All lines in the records that carry the string "нового" are to be shown.

*** EXERCISE INPUT ***

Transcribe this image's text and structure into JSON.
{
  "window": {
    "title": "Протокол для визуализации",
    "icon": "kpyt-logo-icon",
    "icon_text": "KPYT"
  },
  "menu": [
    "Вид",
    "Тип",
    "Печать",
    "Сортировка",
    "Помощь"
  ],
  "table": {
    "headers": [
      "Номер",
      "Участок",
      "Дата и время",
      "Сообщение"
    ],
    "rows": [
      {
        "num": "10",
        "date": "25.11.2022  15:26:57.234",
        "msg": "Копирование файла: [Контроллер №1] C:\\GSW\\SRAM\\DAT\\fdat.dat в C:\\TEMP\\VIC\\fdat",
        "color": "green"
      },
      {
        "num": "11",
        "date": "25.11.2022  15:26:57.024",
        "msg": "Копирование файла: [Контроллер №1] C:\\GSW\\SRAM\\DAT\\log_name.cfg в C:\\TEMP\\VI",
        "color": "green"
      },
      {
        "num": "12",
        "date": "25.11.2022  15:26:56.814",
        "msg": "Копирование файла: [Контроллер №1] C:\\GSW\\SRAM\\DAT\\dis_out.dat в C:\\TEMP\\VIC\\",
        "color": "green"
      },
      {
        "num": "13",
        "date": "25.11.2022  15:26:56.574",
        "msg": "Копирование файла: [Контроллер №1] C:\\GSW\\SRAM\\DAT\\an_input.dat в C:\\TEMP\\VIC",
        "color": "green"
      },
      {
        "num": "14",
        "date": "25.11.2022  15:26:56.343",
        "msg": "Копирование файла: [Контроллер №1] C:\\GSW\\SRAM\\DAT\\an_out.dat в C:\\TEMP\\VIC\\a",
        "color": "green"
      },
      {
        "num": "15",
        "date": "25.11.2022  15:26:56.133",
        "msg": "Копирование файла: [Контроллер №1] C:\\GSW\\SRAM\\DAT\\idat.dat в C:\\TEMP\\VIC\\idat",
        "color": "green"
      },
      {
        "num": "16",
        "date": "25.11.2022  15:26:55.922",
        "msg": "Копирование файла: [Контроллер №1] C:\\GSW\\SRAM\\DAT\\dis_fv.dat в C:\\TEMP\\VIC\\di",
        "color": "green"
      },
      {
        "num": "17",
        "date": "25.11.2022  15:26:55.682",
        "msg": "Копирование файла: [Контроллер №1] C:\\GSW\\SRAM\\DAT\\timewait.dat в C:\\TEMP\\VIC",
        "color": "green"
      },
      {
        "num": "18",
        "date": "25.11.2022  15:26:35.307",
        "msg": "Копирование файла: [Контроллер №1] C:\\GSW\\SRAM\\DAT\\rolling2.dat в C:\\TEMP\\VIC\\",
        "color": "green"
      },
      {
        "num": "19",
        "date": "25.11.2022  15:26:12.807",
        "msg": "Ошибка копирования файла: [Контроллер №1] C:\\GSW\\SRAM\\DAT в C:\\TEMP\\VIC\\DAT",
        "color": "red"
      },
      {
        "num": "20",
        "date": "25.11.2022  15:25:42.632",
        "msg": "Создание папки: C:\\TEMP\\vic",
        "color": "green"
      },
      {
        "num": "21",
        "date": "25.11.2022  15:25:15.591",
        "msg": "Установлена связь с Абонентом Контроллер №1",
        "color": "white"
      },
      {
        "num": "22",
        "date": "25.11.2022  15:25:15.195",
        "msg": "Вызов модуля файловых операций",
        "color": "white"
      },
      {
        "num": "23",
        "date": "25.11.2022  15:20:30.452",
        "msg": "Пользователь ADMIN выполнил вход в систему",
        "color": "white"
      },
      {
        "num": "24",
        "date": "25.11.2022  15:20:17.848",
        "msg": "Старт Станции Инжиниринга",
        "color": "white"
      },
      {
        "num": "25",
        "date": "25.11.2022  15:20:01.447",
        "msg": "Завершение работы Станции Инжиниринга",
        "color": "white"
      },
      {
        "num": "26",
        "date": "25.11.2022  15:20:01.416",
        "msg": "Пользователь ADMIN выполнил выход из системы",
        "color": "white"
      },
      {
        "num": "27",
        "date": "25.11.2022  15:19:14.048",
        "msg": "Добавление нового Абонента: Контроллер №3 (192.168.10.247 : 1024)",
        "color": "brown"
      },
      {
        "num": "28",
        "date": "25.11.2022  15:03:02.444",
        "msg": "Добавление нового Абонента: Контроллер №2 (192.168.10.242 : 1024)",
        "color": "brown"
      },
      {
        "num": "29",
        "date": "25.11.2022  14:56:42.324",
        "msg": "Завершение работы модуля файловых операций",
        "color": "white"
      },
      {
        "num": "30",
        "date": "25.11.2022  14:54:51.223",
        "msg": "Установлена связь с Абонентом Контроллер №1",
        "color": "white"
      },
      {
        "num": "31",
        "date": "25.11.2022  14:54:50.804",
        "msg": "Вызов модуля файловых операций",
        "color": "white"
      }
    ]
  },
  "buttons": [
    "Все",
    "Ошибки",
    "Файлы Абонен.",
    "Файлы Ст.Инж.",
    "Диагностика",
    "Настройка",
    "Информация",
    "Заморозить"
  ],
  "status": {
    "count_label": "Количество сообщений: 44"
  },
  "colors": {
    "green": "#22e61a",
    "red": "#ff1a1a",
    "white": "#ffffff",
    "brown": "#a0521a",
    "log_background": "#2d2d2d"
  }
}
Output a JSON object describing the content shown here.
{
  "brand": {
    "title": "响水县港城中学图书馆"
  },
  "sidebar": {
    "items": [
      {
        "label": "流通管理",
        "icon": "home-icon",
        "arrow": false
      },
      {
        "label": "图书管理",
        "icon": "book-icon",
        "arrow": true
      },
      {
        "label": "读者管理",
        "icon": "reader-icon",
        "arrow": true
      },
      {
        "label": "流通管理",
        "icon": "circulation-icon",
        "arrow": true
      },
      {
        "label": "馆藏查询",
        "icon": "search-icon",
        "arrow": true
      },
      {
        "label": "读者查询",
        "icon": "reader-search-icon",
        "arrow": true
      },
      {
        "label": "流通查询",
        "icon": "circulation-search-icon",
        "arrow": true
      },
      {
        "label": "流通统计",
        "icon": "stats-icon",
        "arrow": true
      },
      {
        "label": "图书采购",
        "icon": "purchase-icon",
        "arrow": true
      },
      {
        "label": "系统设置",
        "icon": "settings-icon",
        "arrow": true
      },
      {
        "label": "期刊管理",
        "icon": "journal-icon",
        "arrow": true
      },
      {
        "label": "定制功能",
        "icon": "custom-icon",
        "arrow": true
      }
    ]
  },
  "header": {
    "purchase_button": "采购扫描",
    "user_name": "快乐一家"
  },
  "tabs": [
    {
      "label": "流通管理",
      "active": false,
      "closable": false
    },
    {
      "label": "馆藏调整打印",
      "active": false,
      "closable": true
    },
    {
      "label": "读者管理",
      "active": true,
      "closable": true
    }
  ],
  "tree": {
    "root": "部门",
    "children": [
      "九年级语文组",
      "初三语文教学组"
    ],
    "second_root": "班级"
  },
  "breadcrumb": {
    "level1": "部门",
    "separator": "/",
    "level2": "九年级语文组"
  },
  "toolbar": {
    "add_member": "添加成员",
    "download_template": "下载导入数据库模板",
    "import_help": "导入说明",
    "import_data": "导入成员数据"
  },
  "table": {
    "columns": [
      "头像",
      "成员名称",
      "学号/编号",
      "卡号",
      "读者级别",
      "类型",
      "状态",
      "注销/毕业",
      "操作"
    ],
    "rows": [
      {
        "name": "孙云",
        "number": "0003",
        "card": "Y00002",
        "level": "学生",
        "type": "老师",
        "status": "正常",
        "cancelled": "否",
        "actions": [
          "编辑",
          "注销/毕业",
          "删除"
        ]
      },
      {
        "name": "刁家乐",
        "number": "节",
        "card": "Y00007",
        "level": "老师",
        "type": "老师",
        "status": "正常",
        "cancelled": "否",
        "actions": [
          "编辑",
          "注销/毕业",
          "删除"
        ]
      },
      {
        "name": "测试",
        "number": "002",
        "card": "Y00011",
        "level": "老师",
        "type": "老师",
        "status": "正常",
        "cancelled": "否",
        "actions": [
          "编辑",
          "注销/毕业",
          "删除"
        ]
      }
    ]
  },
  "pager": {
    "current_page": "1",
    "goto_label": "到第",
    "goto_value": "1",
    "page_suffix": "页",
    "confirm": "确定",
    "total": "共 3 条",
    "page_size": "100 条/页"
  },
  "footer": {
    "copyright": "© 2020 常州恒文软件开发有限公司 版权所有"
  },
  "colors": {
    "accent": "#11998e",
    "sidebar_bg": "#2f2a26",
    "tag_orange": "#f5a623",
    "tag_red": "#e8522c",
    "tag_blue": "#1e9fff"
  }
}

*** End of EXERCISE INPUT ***

SOLUTION FOR THIS TASK:
        "msg": "Добавление нового Абонента: Контроллер №3 (192.168.10.247 : 1024)",
        "msg": "Добавление нового Абонента: Контроллер №2 (192.168.10.242 : 1024)",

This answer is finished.